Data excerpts
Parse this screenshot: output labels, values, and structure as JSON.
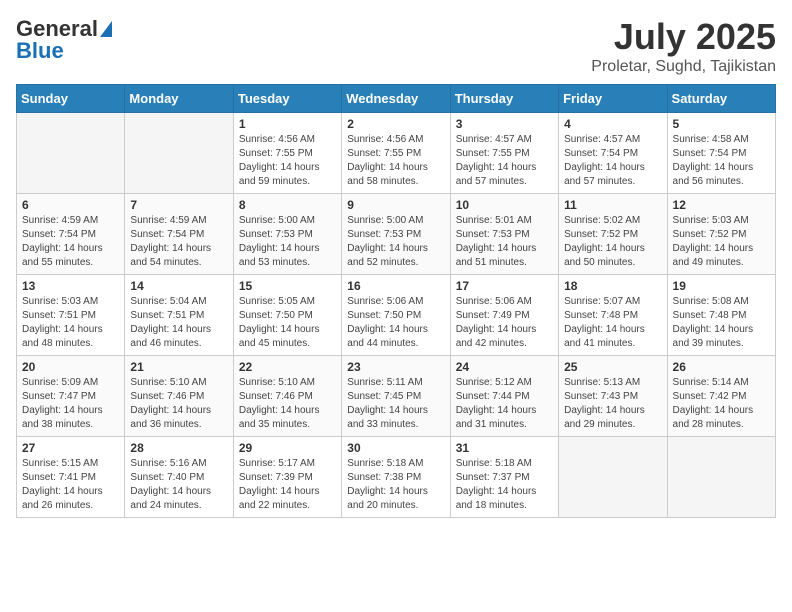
{
  "header": {
    "logo_general": "General",
    "logo_blue": "Blue",
    "month_title": "July 2025",
    "location": "Proletar, Sughd, Tajikistan"
  },
  "weekdays": [
    "Sunday",
    "Monday",
    "Tuesday",
    "Wednesday",
    "Thursday",
    "Friday",
    "Saturday"
  ],
  "weeks": [
    [
      {
        "day": "",
        "sunrise": "",
        "sunset": "",
        "daylight": "",
        "empty": true
      },
      {
        "day": "",
        "sunrise": "",
        "sunset": "",
        "daylight": "",
        "empty": true
      },
      {
        "day": "1",
        "sunrise": "Sunrise: 4:56 AM",
        "sunset": "Sunset: 7:55 PM",
        "daylight": "Daylight: 14 hours and 59 minutes."
      },
      {
        "day": "2",
        "sunrise": "Sunrise: 4:56 AM",
        "sunset": "Sunset: 7:55 PM",
        "daylight": "Daylight: 14 hours and 58 minutes."
      },
      {
        "day": "3",
        "sunrise": "Sunrise: 4:57 AM",
        "sunset": "Sunset: 7:55 PM",
        "daylight": "Daylight: 14 hours and 57 minutes."
      },
      {
        "day": "4",
        "sunrise": "Sunrise: 4:57 AM",
        "sunset": "Sunset: 7:54 PM",
        "daylight": "Daylight: 14 hours and 57 minutes."
      },
      {
        "day": "5",
        "sunrise": "Sunrise: 4:58 AM",
        "sunset": "Sunset: 7:54 PM",
        "daylight": "Daylight: 14 hours and 56 minutes."
      }
    ],
    [
      {
        "day": "6",
        "sunrise": "Sunrise: 4:59 AM",
        "sunset": "Sunset: 7:54 PM",
        "daylight": "Daylight: 14 hours and 55 minutes."
      },
      {
        "day": "7",
        "sunrise": "Sunrise: 4:59 AM",
        "sunset": "Sunset: 7:54 PM",
        "daylight": "Daylight: 14 hours and 54 minutes."
      },
      {
        "day": "8",
        "sunrise": "Sunrise: 5:00 AM",
        "sunset": "Sunset: 7:53 PM",
        "daylight": "Daylight: 14 hours and 53 minutes."
      },
      {
        "day": "9",
        "sunrise": "Sunrise: 5:00 AM",
        "sunset": "Sunset: 7:53 PM",
        "daylight": "Daylight: 14 hours and 52 minutes."
      },
      {
        "day": "10",
        "sunrise": "Sunrise: 5:01 AM",
        "sunset": "Sunset: 7:53 PM",
        "daylight": "Daylight: 14 hours and 51 minutes."
      },
      {
        "day": "11",
        "sunrise": "Sunrise: 5:02 AM",
        "sunset": "Sunset: 7:52 PM",
        "daylight": "Daylight: 14 hours and 50 minutes."
      },
      {
        "day": "12",
        "sunrise": "Sunrise: 5:03 AM",
        "sunset": "Sunset: 7:52 PM",
        "daylight": "Daylight: 14 hours and 49 minutes."
      }
    ],
    [
      {
        "day": "13",
        "sunrise": "Sunrise: 5:03 AM",
        "sunset": "Sunset: 7:51 PM",
        "daylight": "Daylight: 14 hours and 48 minutes."
      },
      {
        "day": "14",
        "sunrise": "Sunrise: 5:04 AM",
        "sunset": "Sunset: 7:51 PM",
        "daylight": "Daylight: 14 hours and 46 minutes."
      },
      {
        "day": "15",
        "sunrise": "Sunrise: 5:05 AM",
        "sunset": "Sunset: 7:50 PM",
        "daylight": "Daylight: 14 hours and 45 minutes."
      },
      {
        "day": "16",
        "sunrise": "Sunrise: 5:06 AM",
        "sunset": "Sunset: 7:50 PM",
        "daylight": "Daylight: 14 hours and 44 minutes."
      },
      {
        "day": "17",
        "sunrise": "Sunrise: 5:06 AM",
        "sunset": "Sunset: 7:49 PM",
        "daylight": "Daylight: 14 hours and 42 minutes."
      },
      {
        "day": "18",
        "sunrise": "Sunrise: 5:07 AM",
        "sunset": "Sunset: 7:48 PM",
        "daylight": "Daylight: 14 hours and 41 minutes."
      },
      {
        "day": "19",
        "sunrise": "Sunrise: 5:08 AM",
        "sunset": "Sunset: 7:48 PM",
        "daylight": "Daylight: 14 hours and 39 minutes."
      }
    ],
    [
      {
        "day": "20",
        "sunrise": "Sunrise: 5:09 AM",
        "sunset": "Sunset: 7:47 PM",
        "daylight": "Daylight: 14 hours and 38 minutes."
      },
      {
        "day": "21",
        "sunrise": "Sunrise: 5:10 AM",
        "sunset": "Sunset: 7:46 PM",
        "daylight": "Daylight: 14 hours and 36 minutes."
      },
      {
        "day": "22",
        "sunrise": "Sunrise: 5:10 AM",
        "sunset": "Sunset: 7:46 PM",
        "daylight": "Daylight: 14 hours and 35 minutes."
      },
      {
        "day": "23",
        "sunrise": "Sunrise: 5:11 AM",
        "sunset": "Sunset: 7:45 PM",
        "daylight": "Daylight: 14 hours and 33 minutes."
      },
      {
        "day": "24",
        "sunrise": "Sunrise: 5:12 AM",
        "sunset": "Sunset: 7:44 PM",
        "daylight": "Daylight: 14 hours and 31 minutes."
      },
      {
        "day": "25",
        "sunrise": "Sunrise: 5:13 AM",
        "sunset": "Sunset: 7:43 PM",
        "daylight": "Daylight: 14 hours and 29 minutes."
      },
      {
        "day": "26",
        "sunrise": "Sunrise: 5:14 AM",
        "sunset": "Sunset: 7:42 PM",
        "daylight": "Daylight: 14 hours and 28 minutes."
      }
    ],
    [
      {
        "day": "27",
        "sunrise": "Sunrise: 5:15 AM",
        "sunset": "Sunset: 7:41 PM",
        "daylight": "Daylight: 14 hours and 26 minutes."
      },
      {
        "day": "28",
        "sunrise": "Sunrise: 5:16 AM",
        "sunset": "Sunset: 7:40 PM",
        "daylight": "Daylight: 14 hours and 24 minutes."
      },
      {
        "day": "29",
        "sunrise": "Sunrise: 5:17 AM",
        "sunset": "Sunset: 7:39 PM",
        "daylight": "Daylight: 14 hours and 22 minutes."
      },
      {
        "day": "30",
        "sunrise": "Sunrise: 5:18 AM",
        "sunset": "Sunset: 7:38 PM",
        "daylight": "Daylight: 14 hours and 20 minutes."
      },
      {
        "day": "31",
        "sunrise": "Sunrise: 5:18 AM",
        "sunset": "Sunset: 7:37 PM",
        "daylight": "Daylight: 14 hours and 18 minutes."
      },
      {
        "day": "",
        "sunrise": "",
        "sunset": "",
        "daylight": "",
        "empty": true
      },
      {
        "day": "",
        "sunrise": "",
        "sunset": "",
        "daylight": "",
        "empty": true
      }
    ]
  ]
}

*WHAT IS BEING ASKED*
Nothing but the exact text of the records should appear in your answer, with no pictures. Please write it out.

*TASK RESPONSE*
Parse this screenshot: output labels, values, and structure as JSON.
{
  "header": {
    "logo_general": "General",
    "logo_blue": "Blue",
    "month_title": "July 2025",
    "location": "Proletar, Sughd, Tajikistan"
  },
  "weekdays": [
    "Sunday",
    "Monday",
    "Tuesday",
    "Wednesday",
    "Thursday",
    "Friday",
    "Saturday"
  ],
  "weeks": [
    [
      {
        "day": "",
        "sunrise": "",
        "sunset": "",
        "daylight": "",
        "empty": true
      },
      {
        "day": "",
        "sunrise": "",
        "sunset": "",
        "daylight": "",
        "empty": true
      },
      {
        "day": "1",
        "sunrise": "Sunrise: 4:56 AM",
        "sunset": "Sunset: 7:55 PM",
        "daylight": "Daylight: 14 hours and 59 minutes."
      },
      {
        "day": "2",
        "sunrise": "Sunrise: 4:56 AM",
        "sunset": "Sunset: 7:55 PM",
        "daylight": "Daylight: 14 hours and 58 minutes."
      },
      {
        "day": "3",
        "sunrise": "Sunrise: 4:57 AM",
        "sunset": "Sunset: 7:55 PM",
        "daylight": "Daylight: 14 hours and 57 minutes."
      },
      {
        "day": "4",
        "sunrise": "Sunrise: 4:57 AM",
        "sunset": "Sunset: 7:54 PM",
        "daylight": "Daylight: 14 hours and 57 minutes."
      },
      {
        "day": "5",
        "sunrise": "Sunrise: 4:58 AM",
        "sunset": "Sunset: 7:54 PM",
        "daylight": "Daylight: 14 hours and 56 minutes."
      }
    ],
    [
      {
        "day": "6",
        "sunrise": "Sunrise: 4:59 AM",
        "sunset": "Sunset: 7:54 PM",
        "daylight": "Daylight: 14 hours and 55 minutes."
      },
      {
        "day": "7",
        "sunrise": "Sunrise: 4:59 AM",
        "sunset": "Sunset: 7:54 PM",
        "daylight": "Daylight: 14 hours and 54 minutes."
      },
      {
        "day": "8",
        "sunrise": "Sunrise: 5:00 AM",
        "sunset": "Sunset: 7:53 PM",
        "daylight": "Daylight: 14 hours and 53 minutes."
      },
      {
        "day": "9",
        "sunrise": "Sunrise: 5:00 AM",
        "sunset": "Sunset: 7:53 PM",
        "daylight": "Daylight: 14 hours and 52 minutes."
      },
      {
        "day": "10",
        "sunrise": "Sunrise: 5:01 AM",
        "sunset": "Sunset: 7:53 PM",
        "daylight": "Daylight: 14 hours and 51 minutes."
      },
      {
        "day": "11",
        "sunrise": "Sunrise: 5:02 AM",
        "sunset": "Sunset: 7:52 PM",
        "daylight": "Daylight: 14 hours and 50 minutes."
      },
      {
        "day": "12",
        "sunrise": "Sunrise: 5:03 AM",
        "sunset": "Sunset: 7:52 PM",
        "daylight": "Daylight: 14 hours and 49 minutes."
      }
    ],
    [
      {
        "day": "13",
        "sunrise": "Sunrise: 5:03 AM",
        "sunset": "Sunset: 7:51 PM",
        "daylight": "Daylight: 14 hours and 48 minutes."
      },
      {
        "day": "14",
        "sunrise": "Sunrise: 5:04 AM",
        "sunset": "Sunset: 7:51 PM",
        "daylight": "Daylight: 14 hours and 46 minutes."
      },
      {
        "day": "15",
        "sunrise": "Sunrise: 5:05 AM",
        "sunset": "Sunset: 7:50 PM",
        "daylight": "Daylight: 14 hours and 45 minutes."
      },
      {
        "day": "16",
        "sunrise": "Sunrise: 5:06 AM",
        "sunset": "Sunset: 7:50 PM",
        "daylight": "Daylight: 14 hours and 44 minutes."
      },
      {
        "day": "17",
        "sunrise": "Sunrise: 5:06 AM",
        "sunset": "Sunset: 7:49 PM",
        "daylight": "Daylight: 14 hours and 42 minutes."
      },
      {
        "day": "18",
        "sunrise": "Sunrise: 5:07 AM",
        "sunset": "Sunset: 7:48 PM",
        "daylight": "Daylight: 14 hours and 41 minutes."
      },
      {
        "day": "19",
        "sunrise": "Sunrise: 5:08 AM",
        "sunset": "Sunset: 7:48 PM",
        "daylight": "Daylight: 14 hours and 39 minutes."
      }
    ],
    [
      {
        "day": "20",
        "sunrise": "Sunrise: 5:09 AM",
        "sunset": "Sunset: 7:47 PM",
        "daylight": "Daylight: 14 hours and 38 minutes."
      },
      {
        "day": "21",
        "sunrise": "Sunrise: 5:10 AM",
        "sunset": "Sunset: 7:46 PM",
        "daylight": "Daylight: 14 hours and 36 minutes."
      },
      {
        "day": "22",
        "sunrise": "Sunrise: 5:10 AM",
        "sunset": "Sunset: 7:46 PM",
        "daylight": "Daylight: 14 hours and 35 minutes."
      },
      {
        "day": "23",
        "sunrise": "Sunrise: 5:11 AM",
        "sunset": "Sunset: 7:45 PM",
        "daylight": "Daylight: 14 hours and 33 minutes."
      },
      {
        "day": "24",
        "sunrise": "Sunrise: 5:12 AM",
        "sunset": "Sunset: 7:44 PM",
        "daylight": "Daylight: 14 hours and 31 minutes."
      },
      {
        "day": "25",
        "sunrise": "Sunrise: 5:13 AM",
        "sunset": "Sunset: 7:43 PM",
        "daylight": "Daylight: 14 hours and 29 minutes."
      },
      {
        "day": "26",
        "sunrise": "Sunrise: 5:14 AM",
        "sunset": "Sunset: 7:42 PM",
        "daylight": "Daylight: 14 hours and 28 minutes."
      }
    ],
    [
      {
        "day": "27",
        "sunrise": "Sunrise: 5:15 AM",
        "sunset": "Sunset: 7:41 PM",
        "daylight": "Daylight: 14 hours and 26 minutes."
      },
      {
        "day": "28",
        "sunrise": "Sunrise: 5:16 AM",
        "sunset": "Sunset: 7:40 PM",
        "daylight": "Daylight: 14 hours and 24 minutes."
      },
      {
        "day": "29",
        "sunrise": "Sunrise: 5:17 AM",
        "sunset": "Sunset: 7:39 PM",
        "daylight": "Daylight: 14 hours and 22 minutes."
      },
      {
        "day": "30",
        "sunrise": "Sunrise: 5:18 AM",
        "sunset": "Sunset: 7:38 PM",
        "daylight": "Daylight: 14 hours and 20 minutes."
      },
      {
        "day": "31",
        "sunrise": "Sunrise: 5:18 AM",
        "sunset": "Sunset: 7:37 PM",
        "daylight": "Daylight: 14 hours and 18 minutes."
      },
      {
        "day": "",
        "sunrise": "",
        "sunset": "",
        "daylight": "",
        "empty": true
      },
      {
        "day": "",
        "sunrise": "",
        "sunset": "",
        "daylight": "",
        "empty": true
      }
    ]
  ]
}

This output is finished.